Hearn confirmed the ‘hard bit (of negotiations) is now over the line’ in March and in May stated it would take place in Saudi Arabia on either August 7 or August 14, though Frank Warren then insisted there were still details to be ironed out.
A double-header between Anthony Joshua and Tyson Fury was seemingly signed and sealed
Wilder’s untimely intervention ultimately threw a rather major spanner in the works, however, and we’re now once again a mile away from a showdown between the two.
While Fury took care of business, Joshua lost his collection of belts to Usyk, with the pair set to go to battle once more early next year – unless the Briton steps aside, that is.
If he does step aside, Joshua would likely have agreed a shot at the winner, but though the Ukrainian would be the underdog you simply can’t rule Usyk out of it. More likely, particularly after Fury was ordered to face Dillian Whyte next, is that Joshua does go straight into the rematch, where many predict he will lose again.
Fury’s US promoter Bob Arum has revealed that if an agreement can’t be made to fight Whyte, they could vacate his WBC belt and defend his Ring magazine strap instead, perhaps against Ruiz Jr.

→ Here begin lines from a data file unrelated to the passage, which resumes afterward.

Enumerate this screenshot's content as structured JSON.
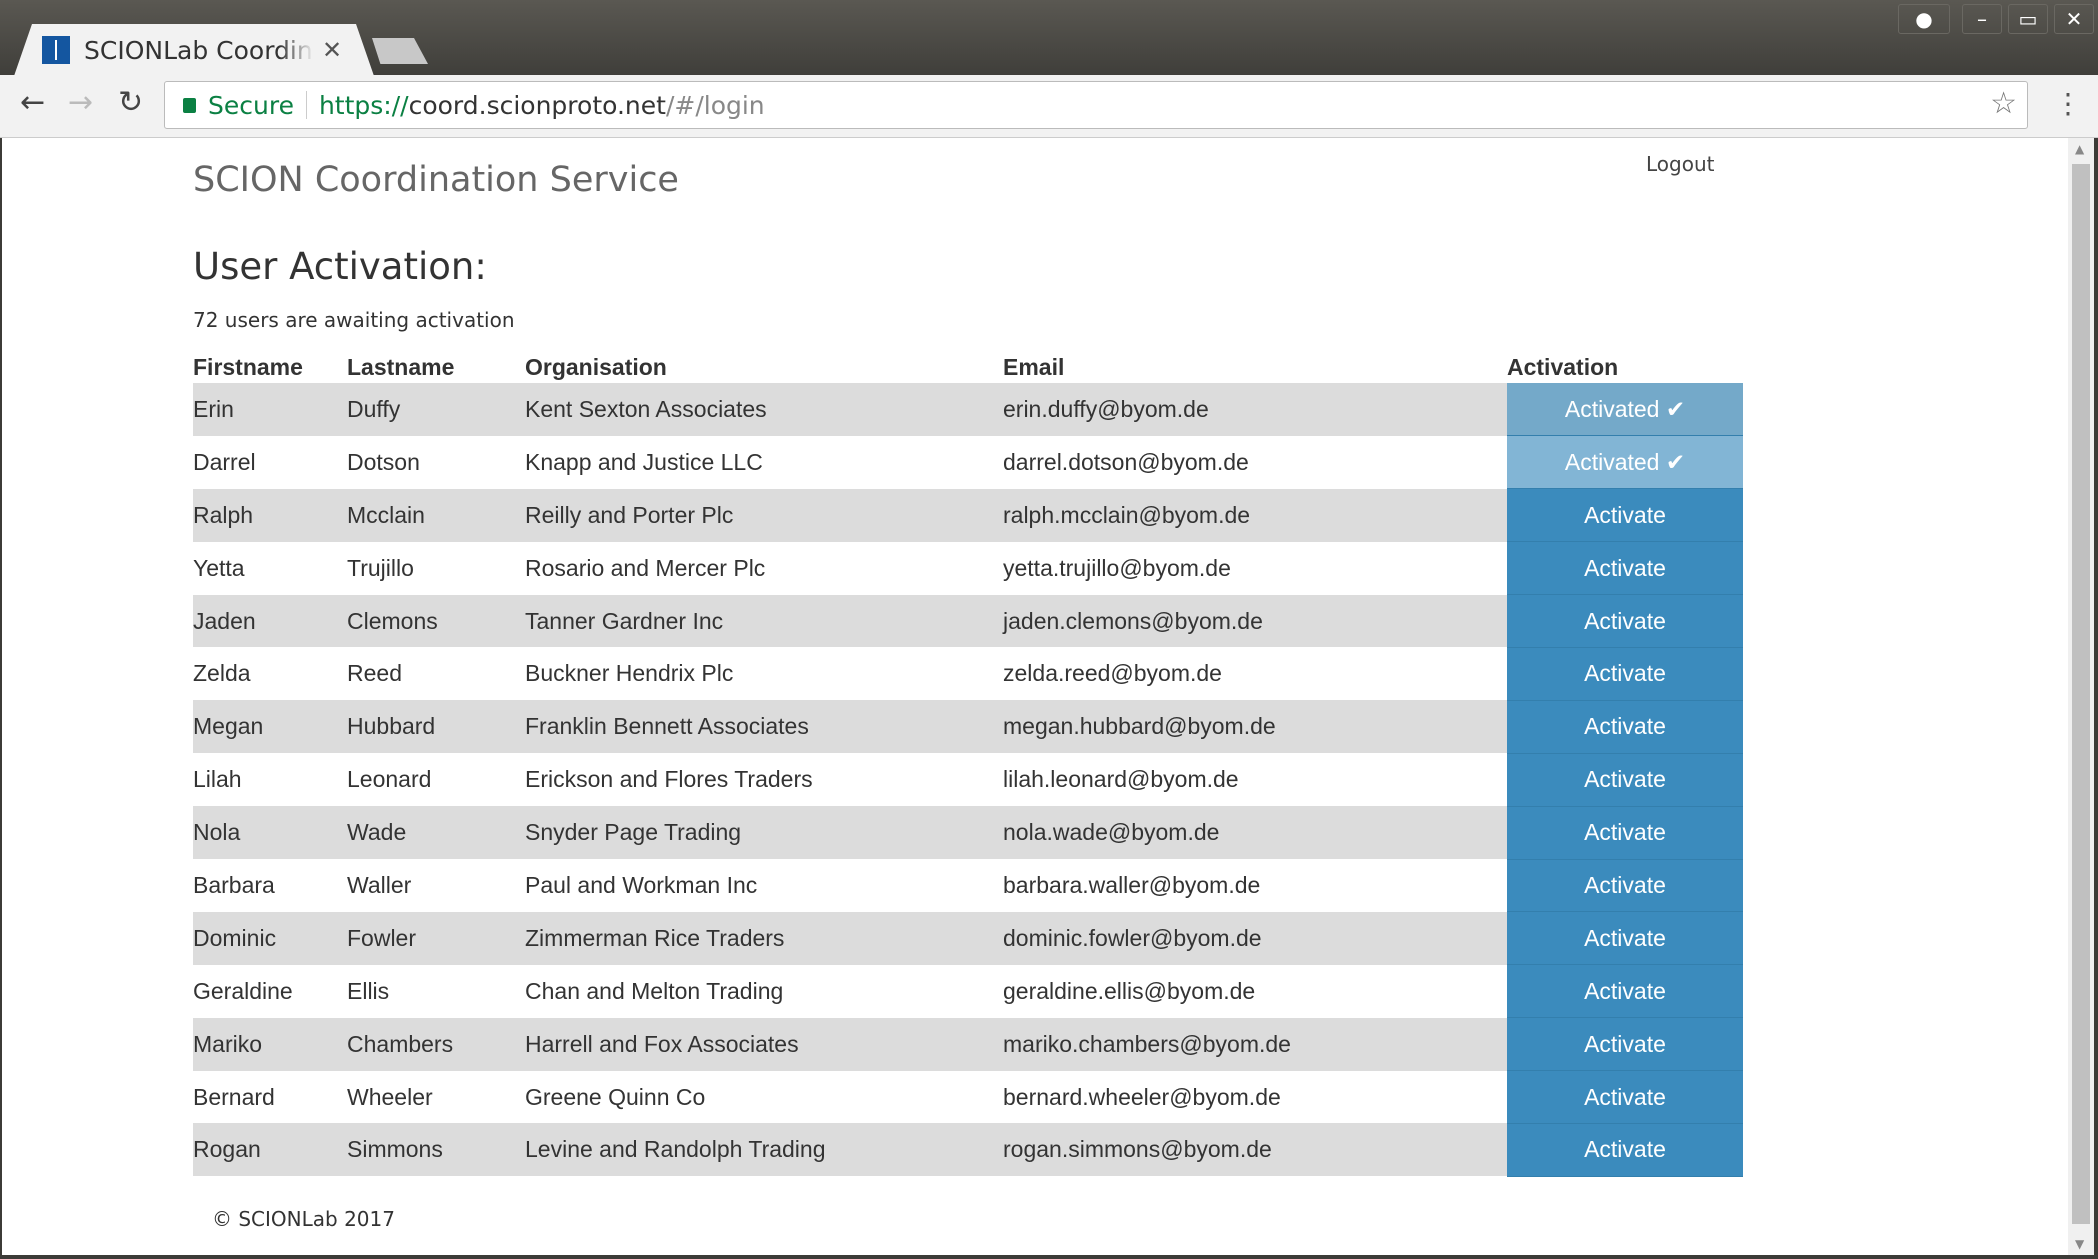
{
  "browser": {
    "tab_title": "SCIONLab Coordination Service",
    "url_secure_label": "Secure",
    "url_scheme": "https://",
    "url_host": "coord.scionproto.net",
    "url_path": "/#/login"
  },
  "header": {
    "brand": "SCION Coordination Service",
    "logout": "Logout"
  },
  "main": {
    "title": "User Activation:",
    "count_text": "72 users are awaiting activation",
    "columns": [
      "Firstname",
      "Lastname",
      "Organisation",
      "Email",
      "Activation"
    ],
    "rows": [
      {
        "first": "Erin",
        "last": "Duffy",
        "org": "Kent Sexton Associates",
        "email": "erin.duffy@byom.de",
        "status": "Activated ✔"
      },
      {
        "first": "Darrel",
        "last": "Dotson",
        "org": "Knapp and Justice LLC",
        "email": "darrel.dotson@byom.de",
        "status": "Activated ✔"
      },
      {
        "first": "Ralph",
        "last": "Mcclain",
        "org": "Reilly and Porter Plc",
        "email": "ralph.mcclain@byom.de",
        "status": "Activate"
      },
      {
        "first": "Yetta",
        "last": "Trujillo",
        "org": "Rosario and Mercer Plc",
        "email": "yetta.trujillo@byom.de",
        "status": "Activate"
      },
      {
        "first": "Jaden",
        "last": "Clemons",
        "org": "Tanner Gardner Inc",
        "email": "jaden.clemons@byom.de",
        "status": "Activate"
      },
      {
        "first": "Zelda",
        "last": "Reed",
        "org": "Buckner Hendrix Plc",
        "email": "zelda.reed@byom.de",
        "status": "Activate"
      },
      {
        "first": "Megan",
        "last": "Hubbard",
        "org": "Franklin Bennett Associates",
        "email": "megan.hubbard@byom.de",
        "status": "Activate"
      },
      {
        "first": "Lilah",
        "last": "Leonard",
        "org": "Erickson and Flores Traders",
        "email": "lilah.leonard@byom.de",
        "status": "Activate"
      },
      {
        "first": "Nola",
        "last": "Wade",
        "org": "Snyder Page Trading",
        "email": "nola.wade@byom.de",
        "status": "Activate"
      },
      {
        "first": "Barbara",
        "last": "Waller",
        "org": "Paul and Workman Inc",
        "email": "barbara.waller@byom.de",
        "status": "Activate"
      },
      {
        "first": "Dominic",
        "last": "Fowler",
        "org": "Zimmerman Rice Traders",
        "email": "dominic.fowler@byom.de",
        "status": "Activate"
      },
      {
        "first": "Geraldine",
        "last": "Ellis",
        "org": "Chan and Melton Trading",
        "email": "geraldine.ellis@byom.de",
        "status": "Activate"
      },
      {
        "first": "Mariko",
        "last": "Chambers",
        "org": "Harrell and Fox Associates",
        "email": "mariko.chambers@byom.de",
        "status": "Activate"
      },
      {
        "first": "Bernard",
        "last": "Wheeler",
        "org": "Greene Quinn Co",
        "email": "bernard.wheeler@byom.de",
        "status": "Activate"
      },
      {
        "first": "Rogan",
        "last": "Simmons",
        "org": "Levine and Randolph Trading",
        "email": "rogan.simmons@byom.de",
        "status": "Activate"
      }
    ]
  },
  "footer": {
    "text": "© SCIONLab 2017"
  },
  "colors": {
    "activate": "#3b8bbd",
    "activated": "#74a9c9",
    "row_stripe": "#dcdcdc"
  }
}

Warren, on the other hand, has revealed Fury could take an interim fight without his WBC belt on the line.